By: Allanah Paragas
The success of an organization is not only defined by the ROIs it generates, but also with the people who continuously bring value to the organization itself. Headhunters and Hiring Managers have the most crucial role when it comes to finding the right people who can bring and contribute more success to the company.
The recruitment process is one of the most tedious processes in human resources management. The recruitment process as a step-by-step process of “identifying the job vacancy, analyzing the job requirements, reviewing applications, screening, shortlisting, and selecting the right candidate.” As headhunters, we encounter different candidates on a regular basis, and each candidate possesses different sets of attitudes, skills, and professional experience. The challenge is finding that one purple squirrel that perfectly fits the role.
Dealing with different types of candidates can be overwhelming, but compassionate career architects like us have a high level of understanding and interpersonal skills to manage different candidates with different personalities. Here are some of the job candidates we usually encounter:
The Three Worst Types:
The Apply-All-You-Can. It’s challenging to stand out from a sea of applicants, and this type applies to multiple job openings all at the same time. This usually signals us that the candidate isn’t confident on which role fits his/her capabilities, or is unsure of his/her career path.
What to do instead: Applying to multiple roles won’t increase your chances in getting seen. We evaluate right after we first we see your resume/CV, and decide on whether your profile is a match to the job requirements. Instead, re-evaluate your resume, highlight your skills, and apply for a role that best suits your skills and potential.

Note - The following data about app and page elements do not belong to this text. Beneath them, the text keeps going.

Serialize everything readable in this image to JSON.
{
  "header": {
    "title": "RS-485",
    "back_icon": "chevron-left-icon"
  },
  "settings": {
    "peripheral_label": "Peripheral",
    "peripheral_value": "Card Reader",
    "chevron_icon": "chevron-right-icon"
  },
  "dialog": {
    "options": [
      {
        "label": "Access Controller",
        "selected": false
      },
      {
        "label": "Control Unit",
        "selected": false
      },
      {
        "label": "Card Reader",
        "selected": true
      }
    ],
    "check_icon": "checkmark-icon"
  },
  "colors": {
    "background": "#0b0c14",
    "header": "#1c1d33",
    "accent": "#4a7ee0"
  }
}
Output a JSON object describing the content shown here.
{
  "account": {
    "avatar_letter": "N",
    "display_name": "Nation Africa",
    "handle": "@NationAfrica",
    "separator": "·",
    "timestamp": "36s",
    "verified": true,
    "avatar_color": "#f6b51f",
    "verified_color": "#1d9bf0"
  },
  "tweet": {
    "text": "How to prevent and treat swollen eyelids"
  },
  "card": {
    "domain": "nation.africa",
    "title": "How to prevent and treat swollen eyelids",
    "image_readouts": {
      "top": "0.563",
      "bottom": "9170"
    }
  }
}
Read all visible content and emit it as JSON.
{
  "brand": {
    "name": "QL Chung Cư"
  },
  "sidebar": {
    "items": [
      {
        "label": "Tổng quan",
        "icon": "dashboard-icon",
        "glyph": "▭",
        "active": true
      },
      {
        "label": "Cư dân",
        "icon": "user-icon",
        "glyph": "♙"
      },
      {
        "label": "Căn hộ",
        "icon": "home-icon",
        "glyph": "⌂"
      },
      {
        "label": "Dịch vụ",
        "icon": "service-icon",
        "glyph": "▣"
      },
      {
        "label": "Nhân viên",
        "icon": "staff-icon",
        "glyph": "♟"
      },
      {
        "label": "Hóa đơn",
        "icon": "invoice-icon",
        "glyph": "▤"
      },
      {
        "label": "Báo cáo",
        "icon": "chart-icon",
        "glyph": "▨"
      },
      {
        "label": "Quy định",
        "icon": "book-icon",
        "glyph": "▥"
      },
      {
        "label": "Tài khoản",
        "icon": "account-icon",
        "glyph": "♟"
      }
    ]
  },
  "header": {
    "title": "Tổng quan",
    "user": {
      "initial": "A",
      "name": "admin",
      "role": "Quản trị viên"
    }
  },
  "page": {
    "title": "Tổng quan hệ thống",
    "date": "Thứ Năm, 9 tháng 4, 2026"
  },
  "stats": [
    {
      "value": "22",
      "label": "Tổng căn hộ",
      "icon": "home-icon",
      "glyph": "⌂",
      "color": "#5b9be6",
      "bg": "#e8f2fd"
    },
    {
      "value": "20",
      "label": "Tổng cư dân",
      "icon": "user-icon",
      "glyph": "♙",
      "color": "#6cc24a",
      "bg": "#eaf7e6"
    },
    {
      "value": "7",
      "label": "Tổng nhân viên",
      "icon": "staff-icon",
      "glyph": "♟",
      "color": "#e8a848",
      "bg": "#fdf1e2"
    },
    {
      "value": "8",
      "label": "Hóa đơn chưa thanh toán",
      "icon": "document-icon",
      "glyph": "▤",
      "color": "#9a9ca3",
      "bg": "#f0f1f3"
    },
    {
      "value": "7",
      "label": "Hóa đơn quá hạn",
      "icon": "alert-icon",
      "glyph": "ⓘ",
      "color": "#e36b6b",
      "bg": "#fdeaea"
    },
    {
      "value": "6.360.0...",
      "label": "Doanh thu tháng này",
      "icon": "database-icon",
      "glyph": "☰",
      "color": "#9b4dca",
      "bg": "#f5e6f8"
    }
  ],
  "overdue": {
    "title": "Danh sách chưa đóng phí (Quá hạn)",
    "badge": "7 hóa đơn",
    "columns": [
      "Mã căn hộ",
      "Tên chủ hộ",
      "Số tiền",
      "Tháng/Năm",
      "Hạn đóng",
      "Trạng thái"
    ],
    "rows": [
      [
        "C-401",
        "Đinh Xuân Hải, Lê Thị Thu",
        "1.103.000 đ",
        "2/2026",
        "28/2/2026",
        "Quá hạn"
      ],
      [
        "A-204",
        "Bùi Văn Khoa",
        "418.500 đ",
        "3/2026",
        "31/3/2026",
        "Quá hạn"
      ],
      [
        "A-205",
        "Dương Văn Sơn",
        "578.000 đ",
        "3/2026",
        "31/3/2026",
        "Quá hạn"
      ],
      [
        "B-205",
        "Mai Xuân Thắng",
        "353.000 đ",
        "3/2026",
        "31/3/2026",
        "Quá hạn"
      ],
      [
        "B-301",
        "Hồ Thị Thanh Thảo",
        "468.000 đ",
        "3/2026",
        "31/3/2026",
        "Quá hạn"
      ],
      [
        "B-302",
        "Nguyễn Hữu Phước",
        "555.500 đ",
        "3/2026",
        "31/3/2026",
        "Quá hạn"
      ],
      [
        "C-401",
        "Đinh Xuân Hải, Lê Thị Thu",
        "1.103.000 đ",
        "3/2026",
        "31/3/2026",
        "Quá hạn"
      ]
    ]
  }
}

The Ghoster. Candidates who meet the requirements move on to the next stage and get called in for an assessment or interview. However, this type confirms a schedule but completely disappears on the day –just like a ghost. Without any emails/texts/phone calls, we aren’t sure if the candidate would still proceed with the hiring process.
What to do instead: No one likes being stood-up; whether on dates or interviews. We understand that emergencies happen, or that you might have sudden cold feet to continue with the application. Instead, practice professionalism and common courtesy to cancel (even at last minute), or make a request for re-scheduling.
The Hopper. Ideally, employees should stay in a company for 2 years or more. However, this type often stays in a role for a short amount of time (usually less than a year) and makes consistent job hops in his/her resume.
What to do instead:This might be a common red flag to employers, as past behavior predicts future behavior. There will always be greener grass on the other side, and candidates may have legitimate reasons to make a reasonable job move. It may be a good idea to include your honest reasons for leaving the company (i.e redundancy) and clearly articulate these to the recruiter and hiring manager during the application and screening stage.
The Three Best Ones:
The Eager Beaver. All candidates would want to land a role the soonest, but this type takes it up a notch with consistent attendance during job interviews plus multiple follow-ups.
The Storyteller. The interview stage is the time to further evaluate the candidate to the job requirements and assess the culture fit. A good conversation definitely builds rapport, and we love hearing remarkable stories without going overboard of time and details.
The Purple Squirrel. This is known as the rarest type because he/she is the perfect job candidate—who possesses the right education, experience, skills, abilities, and qualifications that perfectly fill the job requirements.